Mariah Proctor is a junior at BYU who has only written one beatnik poem about a sage grouse.

Since the first paper I got back in Biology (that let me know it was going to be a rough go grades-wise in this class), I’d been planning this elaborate, crowd-pleasing, incomparably creative extra credit assignment to save my biology grade from almost inevitable degradation. I’ve been planning since that early January day to make either a music video or an “E! True Hollywood Story” about one of the three blind mice that lost his family members to various famous scientific studies that we’d covered in class.

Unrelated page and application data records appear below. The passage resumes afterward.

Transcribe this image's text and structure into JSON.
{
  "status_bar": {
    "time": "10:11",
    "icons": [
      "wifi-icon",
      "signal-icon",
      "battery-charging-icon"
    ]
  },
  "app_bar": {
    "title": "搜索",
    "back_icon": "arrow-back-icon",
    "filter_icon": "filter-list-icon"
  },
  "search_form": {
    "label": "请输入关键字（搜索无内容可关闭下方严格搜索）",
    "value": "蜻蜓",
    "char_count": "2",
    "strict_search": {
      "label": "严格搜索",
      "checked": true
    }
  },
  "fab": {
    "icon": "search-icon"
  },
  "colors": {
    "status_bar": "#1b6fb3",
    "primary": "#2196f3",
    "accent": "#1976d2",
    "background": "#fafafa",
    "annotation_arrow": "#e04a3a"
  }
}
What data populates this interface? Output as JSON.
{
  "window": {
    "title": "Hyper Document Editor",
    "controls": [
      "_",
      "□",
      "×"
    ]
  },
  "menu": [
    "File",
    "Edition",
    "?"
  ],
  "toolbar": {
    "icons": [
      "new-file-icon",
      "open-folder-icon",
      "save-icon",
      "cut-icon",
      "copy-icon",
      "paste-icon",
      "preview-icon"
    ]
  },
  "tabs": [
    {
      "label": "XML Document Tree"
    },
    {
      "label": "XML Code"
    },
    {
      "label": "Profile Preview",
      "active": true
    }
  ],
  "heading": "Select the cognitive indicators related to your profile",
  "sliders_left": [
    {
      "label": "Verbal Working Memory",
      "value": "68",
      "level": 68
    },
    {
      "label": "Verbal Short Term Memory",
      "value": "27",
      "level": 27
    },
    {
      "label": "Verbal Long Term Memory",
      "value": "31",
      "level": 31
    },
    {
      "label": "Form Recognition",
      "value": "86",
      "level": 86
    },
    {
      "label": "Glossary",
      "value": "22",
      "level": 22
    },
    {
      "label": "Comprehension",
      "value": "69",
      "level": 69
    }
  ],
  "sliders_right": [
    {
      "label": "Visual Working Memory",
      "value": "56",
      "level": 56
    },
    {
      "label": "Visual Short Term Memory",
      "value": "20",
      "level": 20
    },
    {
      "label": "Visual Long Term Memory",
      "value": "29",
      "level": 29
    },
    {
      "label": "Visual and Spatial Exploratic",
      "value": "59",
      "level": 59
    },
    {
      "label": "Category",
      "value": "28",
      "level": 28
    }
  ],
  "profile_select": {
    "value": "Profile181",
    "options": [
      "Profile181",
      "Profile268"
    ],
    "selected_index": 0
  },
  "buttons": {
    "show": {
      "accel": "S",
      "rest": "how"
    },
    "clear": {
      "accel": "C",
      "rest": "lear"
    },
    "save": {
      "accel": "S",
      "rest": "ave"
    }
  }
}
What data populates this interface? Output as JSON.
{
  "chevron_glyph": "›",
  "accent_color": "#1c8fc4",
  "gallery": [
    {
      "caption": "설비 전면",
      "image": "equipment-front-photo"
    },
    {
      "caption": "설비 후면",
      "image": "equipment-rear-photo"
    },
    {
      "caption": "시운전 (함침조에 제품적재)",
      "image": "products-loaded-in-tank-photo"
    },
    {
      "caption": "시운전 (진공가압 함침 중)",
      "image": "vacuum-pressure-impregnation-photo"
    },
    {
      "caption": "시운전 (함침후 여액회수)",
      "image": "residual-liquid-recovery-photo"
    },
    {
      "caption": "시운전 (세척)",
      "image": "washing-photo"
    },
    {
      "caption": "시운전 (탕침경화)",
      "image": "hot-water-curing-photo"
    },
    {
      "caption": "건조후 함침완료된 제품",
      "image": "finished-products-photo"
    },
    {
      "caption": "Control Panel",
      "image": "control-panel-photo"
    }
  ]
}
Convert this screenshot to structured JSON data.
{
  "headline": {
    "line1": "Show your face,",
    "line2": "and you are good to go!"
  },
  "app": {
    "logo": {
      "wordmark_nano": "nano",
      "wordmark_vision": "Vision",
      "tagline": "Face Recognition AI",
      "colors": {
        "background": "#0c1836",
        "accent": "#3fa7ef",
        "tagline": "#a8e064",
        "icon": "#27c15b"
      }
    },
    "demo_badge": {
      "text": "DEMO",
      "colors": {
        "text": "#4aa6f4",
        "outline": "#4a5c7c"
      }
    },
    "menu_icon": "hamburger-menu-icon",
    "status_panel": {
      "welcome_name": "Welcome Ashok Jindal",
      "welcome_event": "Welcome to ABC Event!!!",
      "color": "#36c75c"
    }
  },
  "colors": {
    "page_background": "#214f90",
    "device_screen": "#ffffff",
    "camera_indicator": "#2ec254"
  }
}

It was going to be great, perhaps set to a parody of “There are no Cats in America” with scientists instead of cats, and I had a whole slew of people lined up to be in it. Then, it was suddenly 10:30pm before the final day of biology, and I hadn’t taken a single second of footage or written a single note of parodied music. I had no choice. I had to be just as dramatic on a 16th of the time.  Being a beatnik for the day was my only option.

Beatniks are so easy to make fun of.  Anyone who takes themselves that seriously is prey for mockery, but I found as I was adopting that persona to write the presentation, that I did find a sort of catharsis in the vacuous beatnik form of expression. My snapping finger was sore, but my emotional gut felt a little relieved.

Saying things from my belly (even if the subject matter was a mountain bird) felt so good. Letting my voice wander in the lower regions and say in rhythm the things of my make-believe heart. It’s such an audience based art form and even letting out that bit about Daddy missing my baseball games (which is completely untrue by the way) felt like I’d shared some important part of my made-up childhood for this character, and I could see why some people appreciate this outlet for expression.

Our final for Musical Scene Study is to perform an obscure musical theatre number as a monologue before doing the version set to music. Obscure or not, our instructors chose a lot of really beautiful pieces. The one that touches me the most is called Doatsy Mae, and I’m sure I’m not the only one that is moved by it. I feel like it shouldn’t mean so much to me because it is a song about a traditional, respectable girl who has a secret dream to wear more revealing clothes and be considered to be more beautiful than respectable.

That’s not exactly a lesson or a desire to take home to the kids, but at the heart of it is someone who has never had a venue to express what’s truly in her heart. And I think that this world is chalk full of people who have lots to say, but no place or words to say it. Beatnik poetry may seem a little ridiculous (having experienced a day of beatnik life fairly recently, I can still admit that), but that doesn’t mean it isn’t valid or that what’s being said isn’t really important to that person.

With all this heated discussion about how much arts funding schools should be given, or if degrees in art are even worth offering, may I just say that I have learned more from my study in the area of the arts and expression than any number of Biology 100 classes could ever teach. I frequently attend an open mic night and each time someone gets up to perform someone will yell, “teach us the truth!” Music, poetry, tears, art are powerful sources of truth. I love the kind of truth you can dance too, and “[learning] more from a three minute record, than [I] ever learned in school.”